**Exercise brief**
A single number is wanted: how many lines of the records below contain the word "JSON".
##### Information shown #####
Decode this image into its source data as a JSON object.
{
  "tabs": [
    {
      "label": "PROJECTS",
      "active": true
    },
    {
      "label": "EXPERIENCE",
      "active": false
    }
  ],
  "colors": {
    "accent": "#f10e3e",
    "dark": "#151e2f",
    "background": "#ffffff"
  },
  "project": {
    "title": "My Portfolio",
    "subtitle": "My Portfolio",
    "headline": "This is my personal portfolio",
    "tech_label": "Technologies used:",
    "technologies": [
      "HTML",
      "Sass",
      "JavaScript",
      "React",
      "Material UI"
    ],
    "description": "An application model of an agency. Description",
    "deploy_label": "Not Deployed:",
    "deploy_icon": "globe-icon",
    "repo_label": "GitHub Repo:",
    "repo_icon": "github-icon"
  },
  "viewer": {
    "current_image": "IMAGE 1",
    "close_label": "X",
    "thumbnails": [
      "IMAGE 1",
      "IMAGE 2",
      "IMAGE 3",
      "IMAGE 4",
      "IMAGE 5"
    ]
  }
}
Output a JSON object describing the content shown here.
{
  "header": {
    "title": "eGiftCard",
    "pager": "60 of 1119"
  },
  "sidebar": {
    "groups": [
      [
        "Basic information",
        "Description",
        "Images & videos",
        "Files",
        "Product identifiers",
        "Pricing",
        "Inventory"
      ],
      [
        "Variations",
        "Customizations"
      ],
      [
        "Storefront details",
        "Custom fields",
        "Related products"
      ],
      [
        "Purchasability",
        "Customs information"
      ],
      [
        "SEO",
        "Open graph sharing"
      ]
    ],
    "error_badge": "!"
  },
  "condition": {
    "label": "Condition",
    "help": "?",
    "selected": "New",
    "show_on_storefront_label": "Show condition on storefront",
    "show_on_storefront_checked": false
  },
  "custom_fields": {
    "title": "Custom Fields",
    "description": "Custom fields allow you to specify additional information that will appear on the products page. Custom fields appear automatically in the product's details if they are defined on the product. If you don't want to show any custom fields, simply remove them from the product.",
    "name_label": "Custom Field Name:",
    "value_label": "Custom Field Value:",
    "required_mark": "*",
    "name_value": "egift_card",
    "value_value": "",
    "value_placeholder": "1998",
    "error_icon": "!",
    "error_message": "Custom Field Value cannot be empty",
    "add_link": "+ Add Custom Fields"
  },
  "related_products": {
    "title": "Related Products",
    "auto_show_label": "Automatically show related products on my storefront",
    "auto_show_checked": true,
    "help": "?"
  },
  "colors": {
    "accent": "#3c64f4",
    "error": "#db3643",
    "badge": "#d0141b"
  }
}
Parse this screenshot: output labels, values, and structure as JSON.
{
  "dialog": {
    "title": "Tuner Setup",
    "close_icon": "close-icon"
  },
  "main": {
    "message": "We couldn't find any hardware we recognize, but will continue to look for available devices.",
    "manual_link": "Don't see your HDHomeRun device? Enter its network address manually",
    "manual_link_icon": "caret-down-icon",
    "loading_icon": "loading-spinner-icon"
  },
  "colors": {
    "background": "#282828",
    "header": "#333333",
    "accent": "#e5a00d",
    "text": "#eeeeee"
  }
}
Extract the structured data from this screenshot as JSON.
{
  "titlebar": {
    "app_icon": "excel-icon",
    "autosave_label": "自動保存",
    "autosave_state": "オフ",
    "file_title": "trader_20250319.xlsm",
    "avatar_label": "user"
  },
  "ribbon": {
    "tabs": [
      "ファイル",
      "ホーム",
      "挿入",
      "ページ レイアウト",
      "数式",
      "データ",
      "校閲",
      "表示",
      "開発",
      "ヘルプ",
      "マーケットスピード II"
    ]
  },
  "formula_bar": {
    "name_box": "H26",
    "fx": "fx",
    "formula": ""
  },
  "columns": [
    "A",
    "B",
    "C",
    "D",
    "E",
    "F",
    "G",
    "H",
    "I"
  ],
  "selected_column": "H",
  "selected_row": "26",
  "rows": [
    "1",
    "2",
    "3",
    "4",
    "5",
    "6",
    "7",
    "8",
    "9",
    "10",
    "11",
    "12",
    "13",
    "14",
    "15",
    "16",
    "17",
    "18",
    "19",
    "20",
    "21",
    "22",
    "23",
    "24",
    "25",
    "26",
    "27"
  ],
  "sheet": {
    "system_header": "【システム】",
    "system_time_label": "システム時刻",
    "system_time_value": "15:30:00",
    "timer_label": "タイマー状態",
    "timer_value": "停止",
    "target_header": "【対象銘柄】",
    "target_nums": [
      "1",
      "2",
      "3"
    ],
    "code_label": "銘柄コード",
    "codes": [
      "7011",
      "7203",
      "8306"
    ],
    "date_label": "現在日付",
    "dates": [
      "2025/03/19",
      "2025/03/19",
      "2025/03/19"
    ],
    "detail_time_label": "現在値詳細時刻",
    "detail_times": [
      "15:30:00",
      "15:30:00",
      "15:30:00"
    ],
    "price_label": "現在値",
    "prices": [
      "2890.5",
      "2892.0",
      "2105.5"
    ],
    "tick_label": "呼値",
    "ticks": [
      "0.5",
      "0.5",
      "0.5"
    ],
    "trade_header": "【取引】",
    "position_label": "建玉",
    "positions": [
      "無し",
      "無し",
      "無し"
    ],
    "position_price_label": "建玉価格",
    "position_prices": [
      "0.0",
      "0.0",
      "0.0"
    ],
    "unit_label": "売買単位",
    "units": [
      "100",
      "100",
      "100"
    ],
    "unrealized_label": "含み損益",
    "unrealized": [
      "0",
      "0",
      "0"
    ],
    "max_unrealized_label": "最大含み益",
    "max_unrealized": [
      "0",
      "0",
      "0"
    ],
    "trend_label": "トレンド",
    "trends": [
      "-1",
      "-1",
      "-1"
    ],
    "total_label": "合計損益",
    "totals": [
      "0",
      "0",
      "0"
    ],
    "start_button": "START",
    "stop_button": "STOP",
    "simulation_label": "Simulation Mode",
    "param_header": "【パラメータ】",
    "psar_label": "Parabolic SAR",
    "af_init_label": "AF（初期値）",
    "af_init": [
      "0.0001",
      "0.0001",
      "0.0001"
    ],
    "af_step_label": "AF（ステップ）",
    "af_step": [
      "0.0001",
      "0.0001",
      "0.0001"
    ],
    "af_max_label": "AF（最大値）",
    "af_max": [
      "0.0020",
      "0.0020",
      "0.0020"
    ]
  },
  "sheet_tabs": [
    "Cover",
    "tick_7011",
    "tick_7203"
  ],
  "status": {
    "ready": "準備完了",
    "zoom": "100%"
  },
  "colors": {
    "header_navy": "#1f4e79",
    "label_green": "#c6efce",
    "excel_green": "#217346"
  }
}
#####
**Answer to the problem**
4